> **Work instruction**
Below are the records; count how many of their lines carry "Windows" and give only the number.

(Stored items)
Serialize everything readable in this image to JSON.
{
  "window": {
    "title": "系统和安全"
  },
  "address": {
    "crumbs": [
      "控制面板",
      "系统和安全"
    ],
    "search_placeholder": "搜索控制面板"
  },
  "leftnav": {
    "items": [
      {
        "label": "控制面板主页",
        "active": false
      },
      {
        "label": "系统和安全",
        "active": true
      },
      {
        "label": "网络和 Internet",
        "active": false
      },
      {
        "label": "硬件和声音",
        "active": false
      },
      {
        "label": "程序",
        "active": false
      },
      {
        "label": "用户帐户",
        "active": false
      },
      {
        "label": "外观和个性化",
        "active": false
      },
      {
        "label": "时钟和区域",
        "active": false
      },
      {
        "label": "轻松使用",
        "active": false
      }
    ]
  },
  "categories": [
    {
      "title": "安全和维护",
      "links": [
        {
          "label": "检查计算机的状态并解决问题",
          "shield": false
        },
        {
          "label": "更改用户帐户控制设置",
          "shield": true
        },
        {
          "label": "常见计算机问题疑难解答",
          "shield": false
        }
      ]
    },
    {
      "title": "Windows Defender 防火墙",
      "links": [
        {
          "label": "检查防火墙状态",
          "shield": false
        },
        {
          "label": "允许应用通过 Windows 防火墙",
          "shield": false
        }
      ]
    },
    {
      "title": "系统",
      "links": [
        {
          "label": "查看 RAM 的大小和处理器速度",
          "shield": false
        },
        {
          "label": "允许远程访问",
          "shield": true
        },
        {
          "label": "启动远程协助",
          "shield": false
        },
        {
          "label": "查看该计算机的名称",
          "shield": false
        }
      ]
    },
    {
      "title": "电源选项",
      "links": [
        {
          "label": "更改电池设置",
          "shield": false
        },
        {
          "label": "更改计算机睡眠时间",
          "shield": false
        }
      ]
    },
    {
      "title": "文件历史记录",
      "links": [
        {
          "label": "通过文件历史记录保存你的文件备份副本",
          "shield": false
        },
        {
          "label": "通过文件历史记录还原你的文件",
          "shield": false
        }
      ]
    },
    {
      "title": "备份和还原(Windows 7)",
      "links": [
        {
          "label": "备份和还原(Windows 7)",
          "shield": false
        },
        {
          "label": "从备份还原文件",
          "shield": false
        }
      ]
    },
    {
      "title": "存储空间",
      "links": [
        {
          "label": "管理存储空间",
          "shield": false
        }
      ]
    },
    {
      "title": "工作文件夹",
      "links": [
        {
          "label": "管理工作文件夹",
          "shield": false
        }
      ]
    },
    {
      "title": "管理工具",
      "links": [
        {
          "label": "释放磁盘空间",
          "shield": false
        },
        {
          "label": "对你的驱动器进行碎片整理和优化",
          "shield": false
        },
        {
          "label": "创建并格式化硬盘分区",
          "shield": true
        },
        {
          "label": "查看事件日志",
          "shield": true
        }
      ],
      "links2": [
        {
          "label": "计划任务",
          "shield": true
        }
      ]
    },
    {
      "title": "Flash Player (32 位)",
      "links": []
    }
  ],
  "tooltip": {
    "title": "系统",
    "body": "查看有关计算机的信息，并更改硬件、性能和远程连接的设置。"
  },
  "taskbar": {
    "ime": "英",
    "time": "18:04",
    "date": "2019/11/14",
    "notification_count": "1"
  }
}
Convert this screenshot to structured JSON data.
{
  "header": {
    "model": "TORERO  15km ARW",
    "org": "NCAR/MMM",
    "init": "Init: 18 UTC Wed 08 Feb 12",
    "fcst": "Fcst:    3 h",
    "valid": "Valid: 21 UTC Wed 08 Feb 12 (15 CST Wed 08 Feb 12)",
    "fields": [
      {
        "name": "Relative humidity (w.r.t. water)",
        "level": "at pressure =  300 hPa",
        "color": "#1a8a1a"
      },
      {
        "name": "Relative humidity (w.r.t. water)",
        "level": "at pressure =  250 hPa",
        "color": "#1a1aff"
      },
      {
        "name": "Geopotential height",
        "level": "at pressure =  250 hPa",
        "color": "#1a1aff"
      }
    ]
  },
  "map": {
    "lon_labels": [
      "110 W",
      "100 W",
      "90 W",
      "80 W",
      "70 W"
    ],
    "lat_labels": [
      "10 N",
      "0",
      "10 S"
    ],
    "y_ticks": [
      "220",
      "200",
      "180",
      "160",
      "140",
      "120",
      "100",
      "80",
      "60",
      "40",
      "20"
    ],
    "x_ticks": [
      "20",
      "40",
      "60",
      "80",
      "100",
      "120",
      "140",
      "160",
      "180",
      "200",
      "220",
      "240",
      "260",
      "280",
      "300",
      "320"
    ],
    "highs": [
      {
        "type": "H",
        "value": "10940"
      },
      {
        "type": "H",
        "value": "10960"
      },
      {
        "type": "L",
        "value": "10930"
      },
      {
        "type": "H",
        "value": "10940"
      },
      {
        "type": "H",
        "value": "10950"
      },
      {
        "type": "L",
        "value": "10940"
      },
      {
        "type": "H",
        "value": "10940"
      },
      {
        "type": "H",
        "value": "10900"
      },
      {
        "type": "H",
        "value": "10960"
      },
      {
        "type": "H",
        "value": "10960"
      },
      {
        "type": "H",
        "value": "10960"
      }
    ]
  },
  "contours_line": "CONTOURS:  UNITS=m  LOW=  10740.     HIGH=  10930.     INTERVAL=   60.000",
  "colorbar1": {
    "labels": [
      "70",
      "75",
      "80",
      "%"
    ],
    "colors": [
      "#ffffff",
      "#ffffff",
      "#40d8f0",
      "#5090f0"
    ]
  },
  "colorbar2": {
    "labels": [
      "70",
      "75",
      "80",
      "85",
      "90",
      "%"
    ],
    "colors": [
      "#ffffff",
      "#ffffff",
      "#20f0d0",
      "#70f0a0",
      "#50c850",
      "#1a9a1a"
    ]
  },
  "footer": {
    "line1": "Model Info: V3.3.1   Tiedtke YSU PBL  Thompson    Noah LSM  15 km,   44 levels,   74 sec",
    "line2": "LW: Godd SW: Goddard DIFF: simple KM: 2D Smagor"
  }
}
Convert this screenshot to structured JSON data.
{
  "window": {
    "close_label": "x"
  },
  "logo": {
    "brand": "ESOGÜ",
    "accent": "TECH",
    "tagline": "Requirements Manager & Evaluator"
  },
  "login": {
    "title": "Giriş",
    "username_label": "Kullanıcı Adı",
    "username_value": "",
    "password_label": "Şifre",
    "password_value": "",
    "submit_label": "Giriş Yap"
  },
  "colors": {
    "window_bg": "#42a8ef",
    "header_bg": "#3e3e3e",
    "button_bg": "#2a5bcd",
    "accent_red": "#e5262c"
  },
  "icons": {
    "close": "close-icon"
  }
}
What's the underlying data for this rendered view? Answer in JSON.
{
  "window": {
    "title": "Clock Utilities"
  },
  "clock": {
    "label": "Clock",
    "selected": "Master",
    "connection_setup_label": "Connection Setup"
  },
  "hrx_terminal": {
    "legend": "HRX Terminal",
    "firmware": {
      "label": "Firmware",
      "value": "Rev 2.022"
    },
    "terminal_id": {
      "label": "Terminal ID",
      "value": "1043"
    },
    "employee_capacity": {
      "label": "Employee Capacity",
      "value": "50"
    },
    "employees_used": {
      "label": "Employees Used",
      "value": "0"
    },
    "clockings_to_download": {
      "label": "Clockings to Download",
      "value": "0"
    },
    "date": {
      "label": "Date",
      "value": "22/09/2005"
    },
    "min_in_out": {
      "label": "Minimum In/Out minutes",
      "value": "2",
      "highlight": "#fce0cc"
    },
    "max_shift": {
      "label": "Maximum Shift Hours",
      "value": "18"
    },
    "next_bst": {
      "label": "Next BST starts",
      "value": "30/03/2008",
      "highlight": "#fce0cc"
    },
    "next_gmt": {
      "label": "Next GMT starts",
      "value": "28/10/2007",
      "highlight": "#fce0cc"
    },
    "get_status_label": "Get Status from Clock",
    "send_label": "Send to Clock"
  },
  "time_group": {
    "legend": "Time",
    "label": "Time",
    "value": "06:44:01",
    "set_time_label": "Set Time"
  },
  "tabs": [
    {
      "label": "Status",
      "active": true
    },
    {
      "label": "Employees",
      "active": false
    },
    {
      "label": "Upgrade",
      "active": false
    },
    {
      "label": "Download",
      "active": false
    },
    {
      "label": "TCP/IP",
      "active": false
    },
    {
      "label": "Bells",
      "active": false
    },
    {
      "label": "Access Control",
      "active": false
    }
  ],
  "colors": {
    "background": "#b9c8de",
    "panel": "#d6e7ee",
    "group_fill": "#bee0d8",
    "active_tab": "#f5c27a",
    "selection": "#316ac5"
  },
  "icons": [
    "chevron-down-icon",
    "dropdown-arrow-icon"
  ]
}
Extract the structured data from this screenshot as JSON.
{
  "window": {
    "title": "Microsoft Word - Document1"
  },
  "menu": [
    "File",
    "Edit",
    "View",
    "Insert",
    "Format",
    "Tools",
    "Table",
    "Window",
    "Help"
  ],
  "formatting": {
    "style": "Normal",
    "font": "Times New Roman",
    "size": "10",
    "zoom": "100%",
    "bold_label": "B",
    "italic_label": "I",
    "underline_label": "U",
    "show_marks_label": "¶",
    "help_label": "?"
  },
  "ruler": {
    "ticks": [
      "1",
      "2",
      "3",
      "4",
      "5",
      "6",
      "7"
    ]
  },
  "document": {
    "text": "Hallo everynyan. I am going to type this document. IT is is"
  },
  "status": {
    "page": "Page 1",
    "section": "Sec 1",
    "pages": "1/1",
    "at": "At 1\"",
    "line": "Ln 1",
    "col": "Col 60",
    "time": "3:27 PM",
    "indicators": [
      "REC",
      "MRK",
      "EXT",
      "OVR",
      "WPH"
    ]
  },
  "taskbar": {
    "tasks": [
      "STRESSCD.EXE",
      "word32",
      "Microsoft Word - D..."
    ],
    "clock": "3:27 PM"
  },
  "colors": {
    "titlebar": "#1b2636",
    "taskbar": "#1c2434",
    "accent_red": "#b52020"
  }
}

> **Answer to the exercise**
4